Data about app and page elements
━━━━━━━━━━━━━━━━

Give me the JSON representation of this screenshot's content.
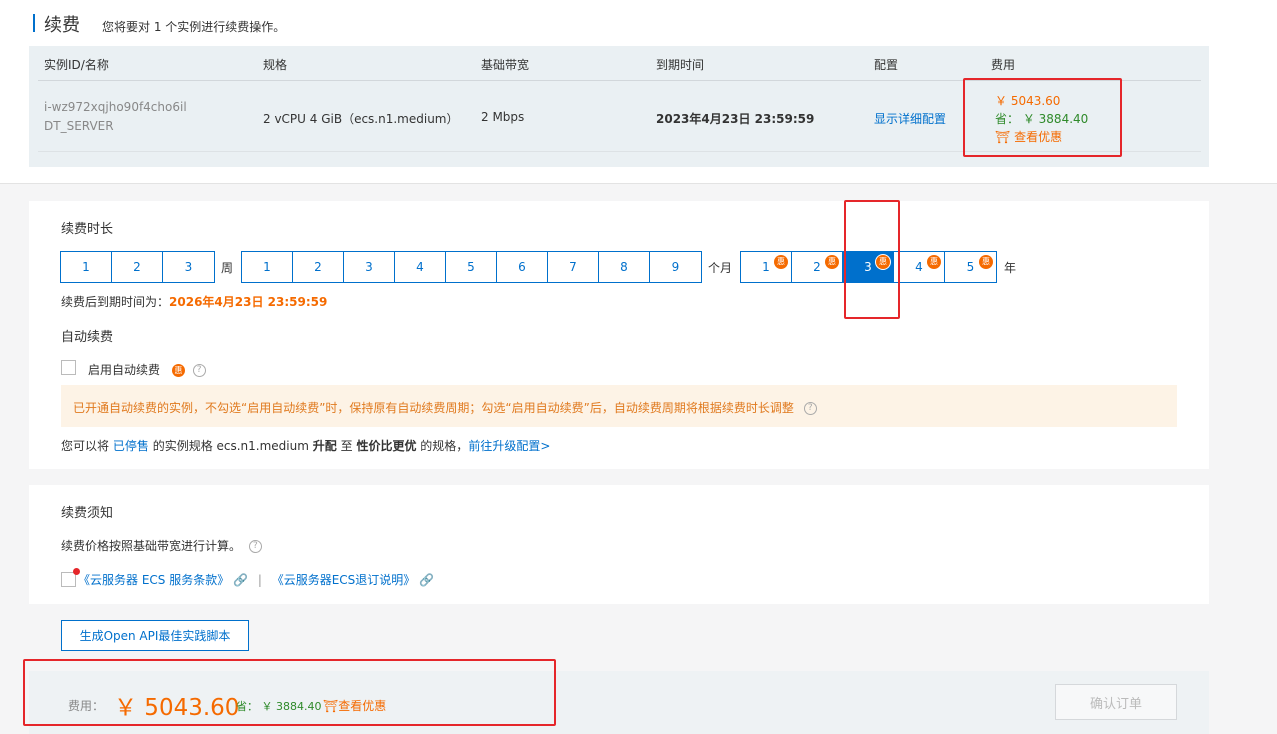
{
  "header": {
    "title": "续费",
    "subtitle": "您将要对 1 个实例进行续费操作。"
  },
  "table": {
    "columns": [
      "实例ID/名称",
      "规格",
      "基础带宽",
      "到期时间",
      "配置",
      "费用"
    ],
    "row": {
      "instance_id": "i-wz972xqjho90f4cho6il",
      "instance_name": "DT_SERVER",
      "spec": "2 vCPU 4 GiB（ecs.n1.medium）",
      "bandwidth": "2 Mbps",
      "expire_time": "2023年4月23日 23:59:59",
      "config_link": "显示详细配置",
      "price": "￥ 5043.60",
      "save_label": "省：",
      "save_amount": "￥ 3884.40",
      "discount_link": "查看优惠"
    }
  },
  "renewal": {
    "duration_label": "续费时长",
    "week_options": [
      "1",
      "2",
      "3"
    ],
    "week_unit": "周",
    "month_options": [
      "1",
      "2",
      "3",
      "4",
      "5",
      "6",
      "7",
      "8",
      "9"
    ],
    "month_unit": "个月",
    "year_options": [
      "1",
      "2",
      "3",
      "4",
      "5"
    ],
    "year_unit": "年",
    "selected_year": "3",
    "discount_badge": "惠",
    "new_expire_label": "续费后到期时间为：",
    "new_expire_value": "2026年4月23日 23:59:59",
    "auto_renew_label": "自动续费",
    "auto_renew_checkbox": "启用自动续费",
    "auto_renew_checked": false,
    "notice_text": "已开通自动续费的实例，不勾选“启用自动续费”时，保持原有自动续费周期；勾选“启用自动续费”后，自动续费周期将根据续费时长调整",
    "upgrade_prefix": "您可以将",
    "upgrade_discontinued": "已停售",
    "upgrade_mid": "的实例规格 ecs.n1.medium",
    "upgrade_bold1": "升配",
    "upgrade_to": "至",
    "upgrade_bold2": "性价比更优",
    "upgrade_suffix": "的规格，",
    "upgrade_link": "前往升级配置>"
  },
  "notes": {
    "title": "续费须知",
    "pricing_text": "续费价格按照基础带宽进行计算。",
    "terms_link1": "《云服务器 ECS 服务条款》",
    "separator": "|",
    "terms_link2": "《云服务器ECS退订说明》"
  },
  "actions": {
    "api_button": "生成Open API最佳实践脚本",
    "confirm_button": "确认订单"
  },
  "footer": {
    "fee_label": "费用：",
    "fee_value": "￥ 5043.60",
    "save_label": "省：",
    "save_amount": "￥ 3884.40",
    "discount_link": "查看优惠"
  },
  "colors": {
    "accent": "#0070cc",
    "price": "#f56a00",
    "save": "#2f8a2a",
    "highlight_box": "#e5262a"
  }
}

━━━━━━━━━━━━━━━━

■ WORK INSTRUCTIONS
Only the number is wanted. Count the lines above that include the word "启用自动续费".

■ FINAL ANSWER
2